Problem to work on:
Show, in full, each line of the data that contains "heading".

=== Input records ===

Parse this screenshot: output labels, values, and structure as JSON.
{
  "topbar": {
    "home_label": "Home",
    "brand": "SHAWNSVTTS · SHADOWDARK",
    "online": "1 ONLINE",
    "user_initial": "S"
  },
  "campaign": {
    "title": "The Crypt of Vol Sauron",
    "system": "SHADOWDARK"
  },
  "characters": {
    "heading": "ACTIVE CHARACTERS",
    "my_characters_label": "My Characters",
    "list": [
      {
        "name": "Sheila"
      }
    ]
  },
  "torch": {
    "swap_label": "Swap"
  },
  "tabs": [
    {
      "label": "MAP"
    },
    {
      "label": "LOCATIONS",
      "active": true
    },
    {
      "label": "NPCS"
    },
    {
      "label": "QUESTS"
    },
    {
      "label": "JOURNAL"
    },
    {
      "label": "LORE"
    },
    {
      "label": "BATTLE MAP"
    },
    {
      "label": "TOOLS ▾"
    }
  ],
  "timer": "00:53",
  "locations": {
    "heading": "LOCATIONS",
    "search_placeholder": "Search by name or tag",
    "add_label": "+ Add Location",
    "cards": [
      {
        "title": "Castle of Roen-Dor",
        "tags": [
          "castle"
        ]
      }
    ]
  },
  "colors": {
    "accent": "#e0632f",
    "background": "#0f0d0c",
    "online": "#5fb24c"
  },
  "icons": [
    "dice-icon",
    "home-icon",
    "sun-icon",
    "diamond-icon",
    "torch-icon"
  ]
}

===

Response area:
    "heading": "ACTIVE CHARACTERS",
    "heading": "LOCATIONS",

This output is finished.